§8.2(iii) Differential Equations
6: 6.11 Relations to Other Functions
Incomplete Gamma Function
6.11.1 E 1 ( z ) = Γ ( 0 , z ) .
7: 8.22 Mathematical Applications
§8.22 Mathematical Applications
§8.22(i) Terminant Function
§8.22(ii) Riemann Zeta Function and Incomplete Riemann Zeta Function
The function Γ ( a , z ) , with | ph a | 1 2 π and ph z = 1 2 π , has an intimate connection with the Riemann zeta function ζ ( s ) 25.2(i)) on the critical line s = 1 2 . See Paris and Cang (1997). …
8: 8.15 Sums
§8.15 Sums
8.15.1 γ ( a , λ x ) = λ a k = 0 γ ( a + k , x ) ( 1 - λ ) k k ! .
For sums of infinite series whose terms include incomplete gamma functions, see Prudnikov et al. (1986b, §5.2).
9: 8.7 Series Expansions
§8.7 Series Expansions
8.7.2 γ ( a , x + y ) - γ ( a , x ) = Γ ( a , x ) - Γ ( a , x + y ) = e - x x a - 1 n = 0 ( 1 - a ) n ( - x ) n ( 1 - e - y e n ( y ) ) , | y | < | x | .

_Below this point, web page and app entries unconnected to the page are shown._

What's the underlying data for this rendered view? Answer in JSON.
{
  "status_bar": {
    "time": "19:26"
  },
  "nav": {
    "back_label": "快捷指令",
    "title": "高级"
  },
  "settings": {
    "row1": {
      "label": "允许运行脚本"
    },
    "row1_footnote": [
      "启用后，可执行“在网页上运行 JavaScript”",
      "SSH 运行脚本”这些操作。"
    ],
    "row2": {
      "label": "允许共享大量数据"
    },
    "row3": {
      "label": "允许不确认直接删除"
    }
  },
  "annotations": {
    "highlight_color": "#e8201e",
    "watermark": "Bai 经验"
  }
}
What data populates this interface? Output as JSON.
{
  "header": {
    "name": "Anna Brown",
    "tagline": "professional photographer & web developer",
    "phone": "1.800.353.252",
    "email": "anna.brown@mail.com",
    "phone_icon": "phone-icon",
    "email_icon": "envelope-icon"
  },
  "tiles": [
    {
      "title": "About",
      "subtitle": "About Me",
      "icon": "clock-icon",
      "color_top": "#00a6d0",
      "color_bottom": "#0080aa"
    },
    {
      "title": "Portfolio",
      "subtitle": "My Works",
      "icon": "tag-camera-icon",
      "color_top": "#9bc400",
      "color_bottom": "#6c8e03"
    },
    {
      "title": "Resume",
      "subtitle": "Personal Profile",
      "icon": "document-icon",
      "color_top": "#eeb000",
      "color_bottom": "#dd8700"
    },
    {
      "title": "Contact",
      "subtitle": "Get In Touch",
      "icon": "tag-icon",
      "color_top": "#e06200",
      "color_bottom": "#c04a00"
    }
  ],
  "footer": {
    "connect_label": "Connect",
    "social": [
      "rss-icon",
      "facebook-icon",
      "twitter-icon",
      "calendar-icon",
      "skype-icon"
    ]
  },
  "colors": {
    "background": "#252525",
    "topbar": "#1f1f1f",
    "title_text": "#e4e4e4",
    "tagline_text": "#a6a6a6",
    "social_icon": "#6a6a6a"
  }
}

8.7.4 γ ( a , x ) = Γ ( a ) x 1 2 a e - x n = 0 e n ( - 1 ) x 1 2 n I n + a ( 2 x 1 / 2 ) , a 0 , - 1 , - 2 , .
8.7.6 Γ ( a , x ) = x a e - x n = 0 L n ( a ) ( x ) n + 1 , x > 0 .

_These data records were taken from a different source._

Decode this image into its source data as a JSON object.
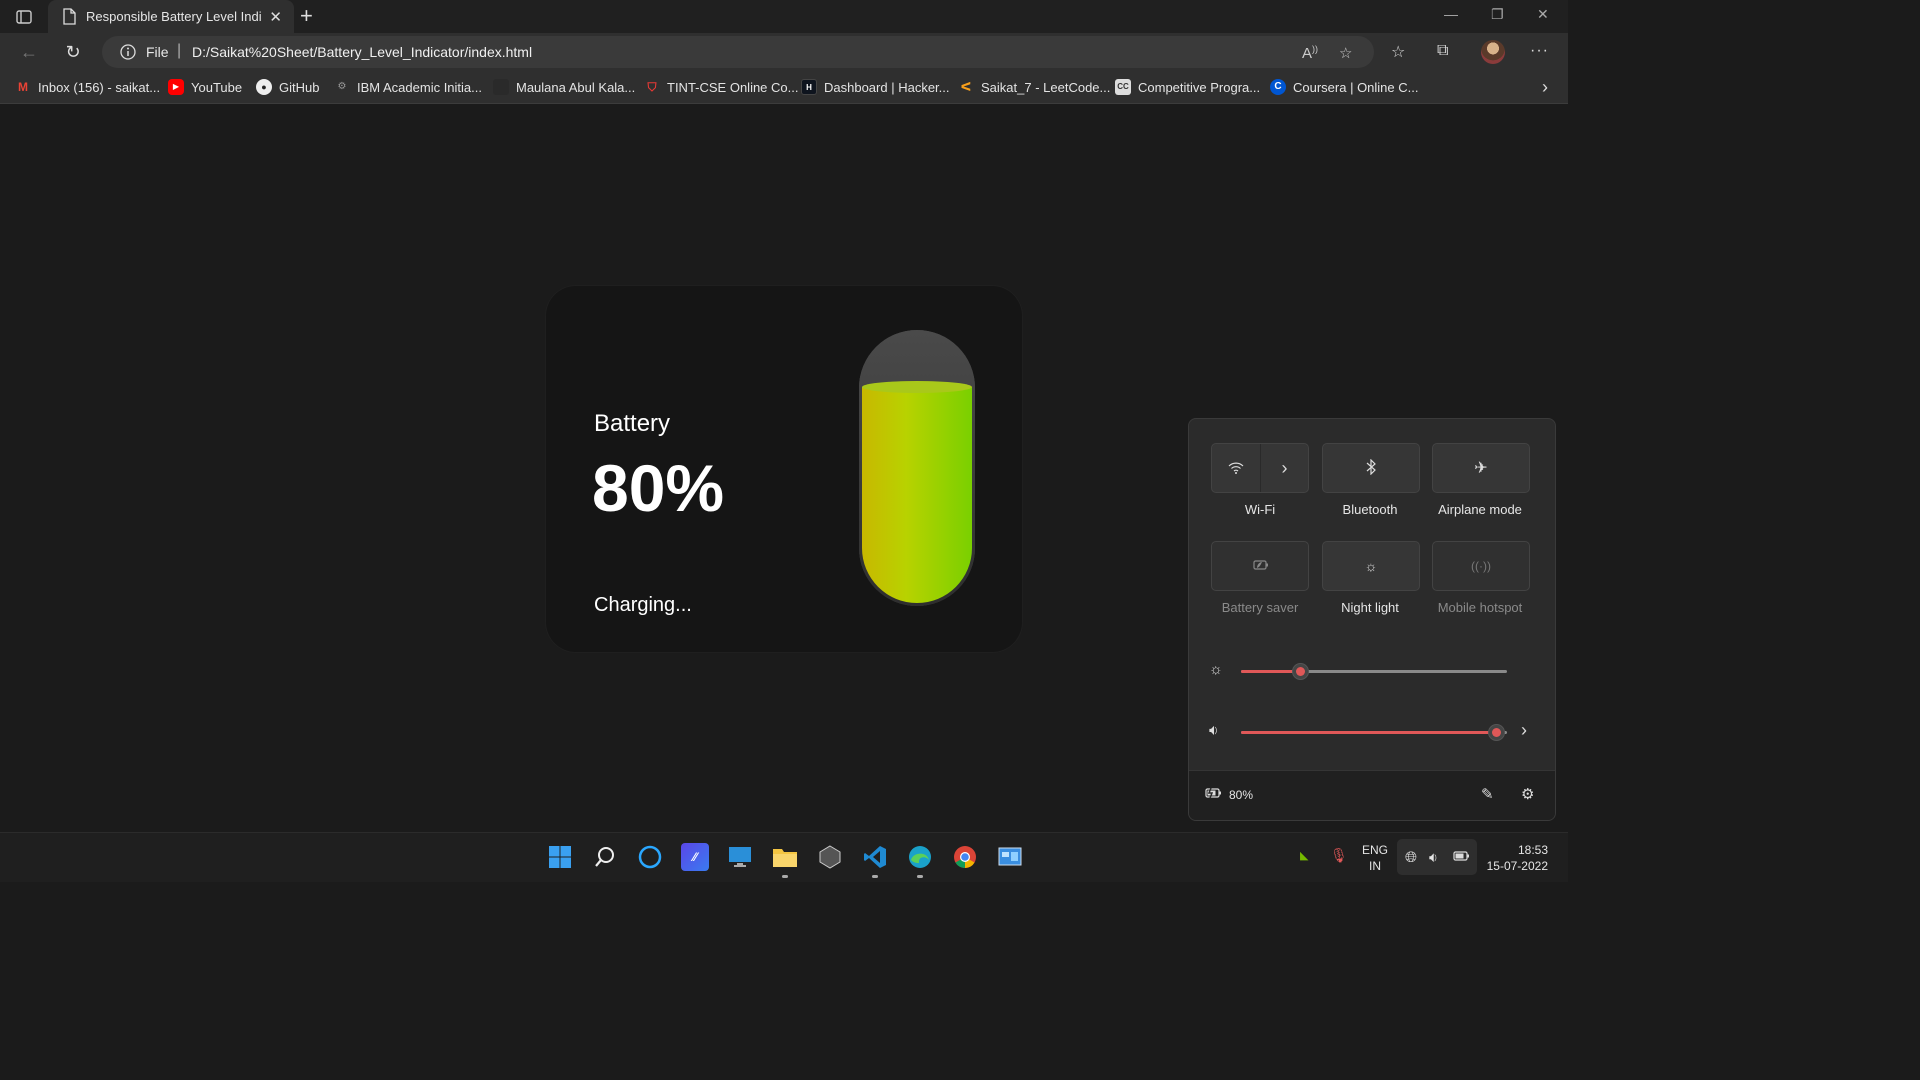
{
  "browser": {
    "tab_title": "Responsible Battery Level Indicat",
    "address_scheme": "File",
    "address_url": "D:/Saikat%20Sheet/Battery_Level_Indicator/index.html"
  },
  "bookmarks": [
    {
      "label": "Inbox (156) - saikat...",
      "icon": "gmail-icon",
      "color": "#ea4335"
    },
    {
      "label": "YouTube",
      "icon": "youtube-icon",
      "color": "#ff0000"
    },
    {
      "label": "GitHub",
      "icon": "github-icon",
      "color": "#ffffff"
    },
    {
      "label": "IBM Academic Initia...",
      "icon": "ibm-icon",
      "color": "#888888"
    },
    {
      "label": "Maulana Abul Kala...",
      "icon": "generic-site-icon",
      "color": "#333333"
    },
    {
      "label": "TINT-CSE Online Co...",
      "icon": "shield-icon",
      "color": "#d32f2f"
    },
    {
      "label": "Dashboard | Hacker...",
      "icon": "hackerrank-icon",
      "color": "#111111"
    },
    {
      "label": "Saikat_7 - LeetCode...",
      "icon": "leetcode-icon",
      "color": "#f89f1b"
    },
    {
      "label": "Competitive Progra...",
      "icon": "codechef-icon",
      "color": "#cccccc"
    },
    {
      "label": "Coursera | Online C...",
      "icon": "coursera-icon",
      "color": "#0056d2"
    }
  ],
  "battery_card": {
    "label": "Battery",
    "percent_text": "80%",
    "level": 0.8,
    "status": "Charging..."
  },
  "quick_settings": {
    "tiles": [
      {
        "label": "Wi-Fi",
        "icon": "wifi-icon",
        "active": true
      },
      {
        "label": "Bluetooth",
        "icon": "bluetooth-icon",
        "active": true
      },
      {
        "label": "Airplane mode",
        "icon": "airplane-icon",
        "active": true
      },
      {
        "label": "Battery saver",
        "icon": "battery-saver-icon",
        "active": false
      },
      {
        "label": "Night light",
        "icon": "night-light-icon",
        "active": true
      },
      {
        "label": "Mobile hotspot",
        "icon": "hotspot-icon",
        "active": false
      }
    ],
    "brightness": 0.22,
    "volume": 0.96,
    "battery_text": "80%"
  },
  "taskbar": {
    "language_line1": "ENG",
    "language_line2": "IN",
    "time": "18:53",
    "date": "15-07-2022"
  },
  "colors": {
    "accent": "#e05858",
    "battery_fill_left": "#c8b800",
    "battery_fill_right": "#7ad000"
  }
}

For an expansion for γ ( a , i x ) in series of Bessel functions J n ( x ) that converges rapidly when a > 0 and x ( 0 ) is small or moderate in magnitude see Barakat (1961).
10: 8.3 Graphics
§8.3(i) Real Variables
Some monotonicity properties of γ * ( a , x ) and Γ ( a , x ) in the four quadrants of the ( a , x )-plane in Figure 8.3.6 are given in Erdélyi et al. (1953b, §9.6).
See accompanying text
Figure 8.3.7: x - a - γ * ( a , x ) (= x - a Q ( a , x ) ), 0 x 4 , - 5 a 5 . Magnify 3D Help
§8.3(ii) Complex Argument
See accompanying text
Figure 8.3.16: γ * ( 2.5 , x + i y ) , - 3 x 3 , - 3 y 3 . Magnify 3D Help